DNS clients request information about a host name from one or more name servers and wait for a response. DNS servers respond to requests from a information cache that was loaded from file or a third-party database on a DNS master, or over the network from a cooperating DNS slave server, or from information stored from previous queries. If no response is found and the server is not responsible for the domain in question, the service will, if so permitted, recursively request the host name from other servers and cache that response.
Support for two extensions to the DNS protocol is now available. Both extensions are managed by the svc:network/dns/multicast service. Multicast DNS (mDNS) implements DNS in a small network where no conventional DNS server has been installed. DNS Service Discovery (DNS-SD) extends Multicast DNS to also provide simple service discovery (network browsing). For more information, see Multicast DNS and Multicast DNS Service Discovery.
The original host-based UNIX naming system was developed for stand-alone UNIX machines and then adapted for network use. Many old UNIX operating systems and machines still manage all naming data by using only local files. However, managing hosts, users, and other naming data by using local files is not well suited for large complex networks. Each /etc file is described in its associated man page. For example, the /etc/inet/hosts file is described in the hosts(4) man page.

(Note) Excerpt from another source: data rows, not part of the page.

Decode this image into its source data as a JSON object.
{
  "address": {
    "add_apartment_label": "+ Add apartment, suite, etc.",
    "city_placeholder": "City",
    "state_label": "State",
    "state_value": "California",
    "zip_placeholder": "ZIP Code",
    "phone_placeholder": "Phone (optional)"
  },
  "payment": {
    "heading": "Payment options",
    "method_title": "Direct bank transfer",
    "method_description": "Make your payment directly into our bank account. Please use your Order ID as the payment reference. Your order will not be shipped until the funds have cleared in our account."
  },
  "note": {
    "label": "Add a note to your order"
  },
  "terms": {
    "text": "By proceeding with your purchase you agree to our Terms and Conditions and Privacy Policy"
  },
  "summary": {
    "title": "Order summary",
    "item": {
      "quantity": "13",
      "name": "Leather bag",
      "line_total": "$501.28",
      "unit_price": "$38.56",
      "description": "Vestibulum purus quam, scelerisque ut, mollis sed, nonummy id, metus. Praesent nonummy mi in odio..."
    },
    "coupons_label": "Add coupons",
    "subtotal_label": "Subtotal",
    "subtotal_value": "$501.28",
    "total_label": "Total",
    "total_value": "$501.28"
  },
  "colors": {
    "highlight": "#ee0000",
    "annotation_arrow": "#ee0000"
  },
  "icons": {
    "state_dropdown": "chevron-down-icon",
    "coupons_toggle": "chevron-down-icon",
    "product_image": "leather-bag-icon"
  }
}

The Network Information Service (NIS) was developed independently of DNS. DNS makes communication simpler by using machine names instead of numerical IP addresses. NIS focuses on making network administration more manageable by providing centralized control over a variety of network information. NIS stores information about the network, machine names and addresses, users, and network services. This collection of network information is referred to as the NIS namespace.
NIS namespace information is stored in NIS maps. NIS maps were designed to replace UNIX /etc files, as well as other configuration files. NIS maps store much more than names and addresses. As a result, the NIS namespace has a large set of maps. See Working With NIS Maps for more information.

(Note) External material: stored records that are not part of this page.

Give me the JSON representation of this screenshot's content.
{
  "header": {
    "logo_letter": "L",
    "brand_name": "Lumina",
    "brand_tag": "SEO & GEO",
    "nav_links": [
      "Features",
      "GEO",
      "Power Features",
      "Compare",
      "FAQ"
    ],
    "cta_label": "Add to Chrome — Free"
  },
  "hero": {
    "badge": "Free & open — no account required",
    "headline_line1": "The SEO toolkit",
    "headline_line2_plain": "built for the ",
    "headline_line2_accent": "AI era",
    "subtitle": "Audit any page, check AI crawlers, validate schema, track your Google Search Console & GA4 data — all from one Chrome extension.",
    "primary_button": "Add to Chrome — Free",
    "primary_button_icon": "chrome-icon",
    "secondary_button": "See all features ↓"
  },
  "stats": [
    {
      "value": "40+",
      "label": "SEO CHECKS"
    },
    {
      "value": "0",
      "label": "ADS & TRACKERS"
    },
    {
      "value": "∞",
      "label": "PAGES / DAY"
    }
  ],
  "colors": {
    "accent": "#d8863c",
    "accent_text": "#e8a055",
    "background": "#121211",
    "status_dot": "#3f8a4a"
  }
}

NIS uses a client-server arrangement which is similar to DNS. Replicated NIS servers provide services to NIS clients. The principal servers are called master servers, and for reliability, the servers have backup, or slave servers. Both master and slave servers use the NIS retrieval software and both store NIS maps. For more information on NIS Architecture and NIS Administration, see Chapter 6, Setting Up and Configuring NIS (Tasks) and Chapter 7, Administering NIS (Tasks).
The Oracle Solaris OS supports the Lightweight Directory Access Protocol (LDAP) in conjunction with the Oracle Directory Server Enterprise Edition (formerly Sun Java System Directory Server), as well as other LDAP directory servers.
For information about LDAP naming services, see Chapter 9, Introduction to LDAP Naming Services (Overview).
For information about transitioning from NIS to LDAP, see Chapter 15, Transitioning From NIS to LDAP (Tasks).
For information about single sign-on, as well as the setup and maintenance of Kerberos authentication services, see Part VI, Kerberos Service, in Oracle Solaris Administration: Security Services.
The name service switch is a mechanism to allow clients to search through the DNS, LDAP, NIS or local files data sources for naming information. The switch is managed through the svc:/system/name-service/switch service. For more information, see Chapter 2, Name Service Switch (Overview).